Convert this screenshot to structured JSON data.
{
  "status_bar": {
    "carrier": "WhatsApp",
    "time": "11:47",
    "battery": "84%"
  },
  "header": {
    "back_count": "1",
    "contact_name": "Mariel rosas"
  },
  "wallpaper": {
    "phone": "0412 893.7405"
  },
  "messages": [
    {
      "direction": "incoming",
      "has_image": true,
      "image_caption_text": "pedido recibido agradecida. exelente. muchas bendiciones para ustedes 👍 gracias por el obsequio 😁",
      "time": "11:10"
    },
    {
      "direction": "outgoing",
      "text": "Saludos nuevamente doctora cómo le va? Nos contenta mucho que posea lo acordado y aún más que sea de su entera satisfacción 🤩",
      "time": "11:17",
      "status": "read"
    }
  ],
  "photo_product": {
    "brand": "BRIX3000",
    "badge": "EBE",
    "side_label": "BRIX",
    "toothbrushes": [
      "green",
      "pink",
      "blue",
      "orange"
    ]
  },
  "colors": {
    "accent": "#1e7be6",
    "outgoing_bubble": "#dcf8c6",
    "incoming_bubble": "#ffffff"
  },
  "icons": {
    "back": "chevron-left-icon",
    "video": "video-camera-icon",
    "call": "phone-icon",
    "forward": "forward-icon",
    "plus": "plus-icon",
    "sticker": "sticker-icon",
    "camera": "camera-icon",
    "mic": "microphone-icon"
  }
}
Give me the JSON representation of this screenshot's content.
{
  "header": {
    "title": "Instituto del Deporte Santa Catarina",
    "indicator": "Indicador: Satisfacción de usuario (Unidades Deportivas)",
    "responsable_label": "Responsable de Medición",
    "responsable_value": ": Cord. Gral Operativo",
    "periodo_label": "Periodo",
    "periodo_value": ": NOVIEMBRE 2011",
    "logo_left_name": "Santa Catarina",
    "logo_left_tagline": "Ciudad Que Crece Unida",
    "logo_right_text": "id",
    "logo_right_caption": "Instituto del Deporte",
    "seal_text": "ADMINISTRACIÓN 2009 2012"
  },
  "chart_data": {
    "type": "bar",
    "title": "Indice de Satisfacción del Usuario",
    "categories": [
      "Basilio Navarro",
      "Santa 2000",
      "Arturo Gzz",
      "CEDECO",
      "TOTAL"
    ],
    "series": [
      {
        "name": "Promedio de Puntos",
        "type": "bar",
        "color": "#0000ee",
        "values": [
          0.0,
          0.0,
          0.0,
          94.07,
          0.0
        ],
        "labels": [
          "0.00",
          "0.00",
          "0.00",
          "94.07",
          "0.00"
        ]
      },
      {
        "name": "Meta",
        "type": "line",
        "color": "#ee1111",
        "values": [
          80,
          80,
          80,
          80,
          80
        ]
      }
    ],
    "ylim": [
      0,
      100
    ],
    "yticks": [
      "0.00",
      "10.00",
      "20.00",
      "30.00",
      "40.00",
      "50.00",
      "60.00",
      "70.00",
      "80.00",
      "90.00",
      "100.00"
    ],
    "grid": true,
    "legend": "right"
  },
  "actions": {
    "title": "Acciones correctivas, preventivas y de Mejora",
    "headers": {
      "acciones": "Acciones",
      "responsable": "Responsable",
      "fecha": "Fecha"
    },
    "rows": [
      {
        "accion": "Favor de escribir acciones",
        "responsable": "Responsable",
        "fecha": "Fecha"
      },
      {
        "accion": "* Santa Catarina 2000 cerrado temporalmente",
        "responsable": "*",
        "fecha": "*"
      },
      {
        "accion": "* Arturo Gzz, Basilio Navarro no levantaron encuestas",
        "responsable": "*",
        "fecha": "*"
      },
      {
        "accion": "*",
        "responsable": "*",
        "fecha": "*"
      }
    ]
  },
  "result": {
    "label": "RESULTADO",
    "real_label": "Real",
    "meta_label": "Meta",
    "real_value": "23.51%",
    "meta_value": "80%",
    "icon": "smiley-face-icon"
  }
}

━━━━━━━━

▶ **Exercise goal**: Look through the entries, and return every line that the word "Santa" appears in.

▶ **Answer for the task**:
    "title": "Instituto del Deporte Santa Catarina",
    "logo_left_name": "Santa Catarina",
      "Santa 2000",
        "accion": "* Santa Catarina 2000 cerrado temporalmente",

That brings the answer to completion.